After my review of the aforementioned records and documents, I have concluded there is a reasonable probability that the care would be a deviation of the standard of care.
On February 14, 2011, plaintiffs filed a motion for reconsideration. The court denied the motion on April 20, 2011. This appeal followed.
Plaintiffs contend that the trial court abused its discretion when it denied their motion for reconsideration after they submitted their expert's report. They argue that the submission of their expert's report substantially complied with N.J.S.A. 2A:53A-27. They also argue that they had insufficient time to obtain the medical records that their expert had to review before he could render an opinion, and that the delay in obtaining the records constituted an extraordinary circumstance justifying a further extension of time in which to file the affidavit.
In light of the record, we conclude that plaintiffs' arguments are without sufficient merit to warrant discussion in a written opinion. R. 2:11-3(e)(1)(E). We add only the following.
Our scope of review of a trial court's denial of a motion for reconsideration is governed by an abuse of discretion standard. Davis v. Devereux Found., 414 N.J. Super. 1, 17 (App. Div. 2010) (citing Marinelli v. Mitts & Merrill, 303 N.J. Super. 61, 77 (App. Div. 1997)), certif. granted, 205 N.J. 78 (2011).
The Affidavit of Merit Statute, N.J.S.A. 2A:53A-26 to -29 (the Statute), requires that a plaintiff alleging malpractice against a licensed professional file within sixty days following the filing of an answer "an affidavit of an appropriate licensed person that there exists a reasonable probability that the care, skill or knowledge exercised" by a defendant "fell outside acceptable professional" standards. N.J.S.A. 2A:53A-27. The court may grant one extension, not exceeding sixty days, based upon good cause. Ibid. A plaintiff's failure to provide an affidavit "shall be deemed a failure to state a cause of action." N.J.S.A. 2A:53A-29. The Statute applies to medical malpractice actions filed against physicians or hospitals. See N.J.S.A. 2A:53A-26(f) and (j).
The Supreme Court has recognized two equitable remedies --substantial compliance and extraordinary circumstances -- that protect a plaintiff against dismissal of a malpractice complaint for failure to timely file an affidavit of merit. Paragon Contractors, Inc. v. Peachtree Condo. Ass'n, 202 N.J. 415, 422-23 (2010). The trial court rejected the application of both remedies in this case. In doing so, the trial court did not abuse its discretion.
Plaintiffs did not substantially comply with N.J.S.A. 2A:53A-27. They made no effort to file an affidavit within 120 days of defendant filing its answer, failed to attend Ferreira conferences, and belatedly filed an expert's report that is not an affidavit as required by the Statute. Nor have plaintiffs demonstrated extraordinary circumstances based on their inability to timely obtain medical records.

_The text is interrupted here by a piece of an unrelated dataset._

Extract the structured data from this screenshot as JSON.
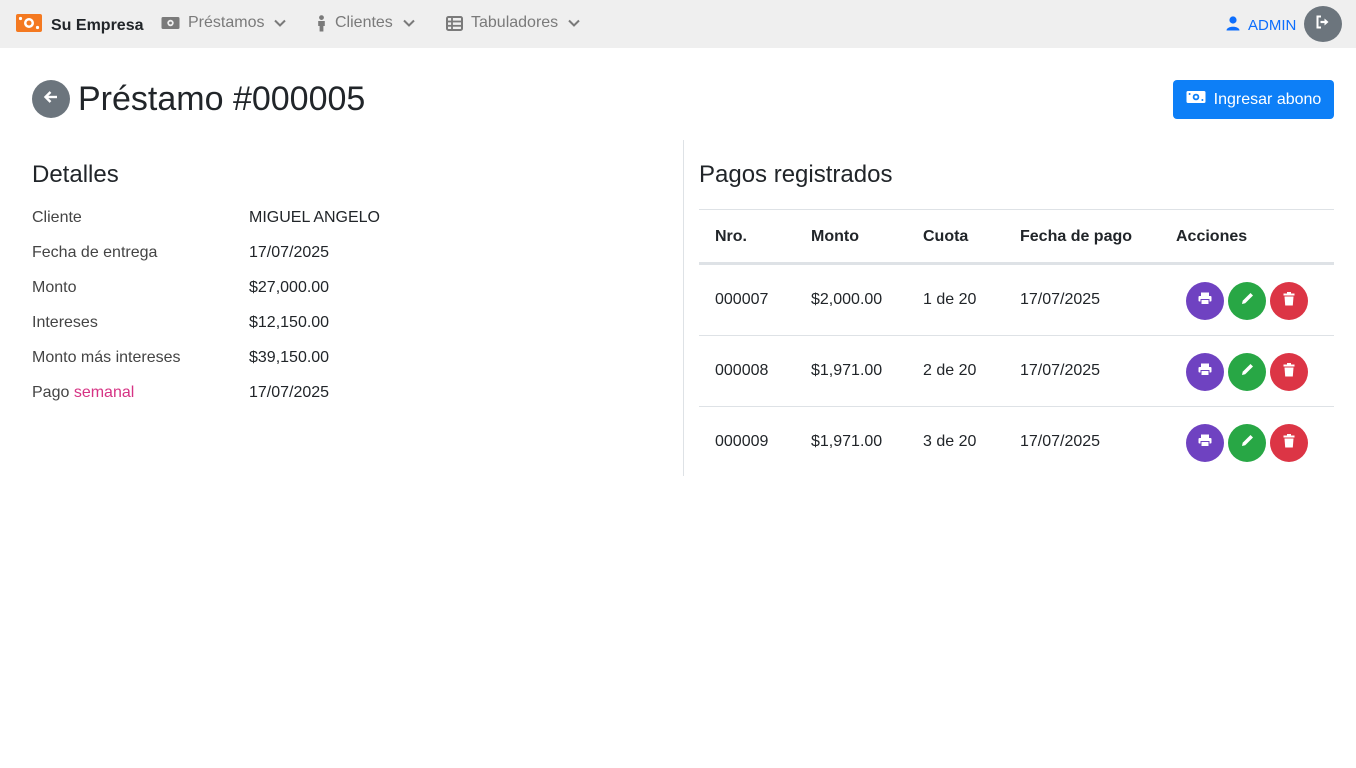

If plaintiffs were unable to timely obtain medical records, they should have resorted to the remedy provided by the Statute. Specifically, N.J.S.A. 2A:53A-28 provides that an affidavit shall not be required if the plaintiff provides a sworn statement that: (1) the defendant has failed to provide medical records having a substantial bearing on preparation of the affidavit; (2) the plaintiff has made a written request for the records accompanied, if necessary, by an appropriate authorization, by certified mail or personal service; and (3) forty-five days have elapsed since defendant received the request. Having failed to seek the relief afforded under N.J.S.A. 2A:53A-28, plaintiffs have not established extraordinary circumstances based on their inability to timely obtain medical records.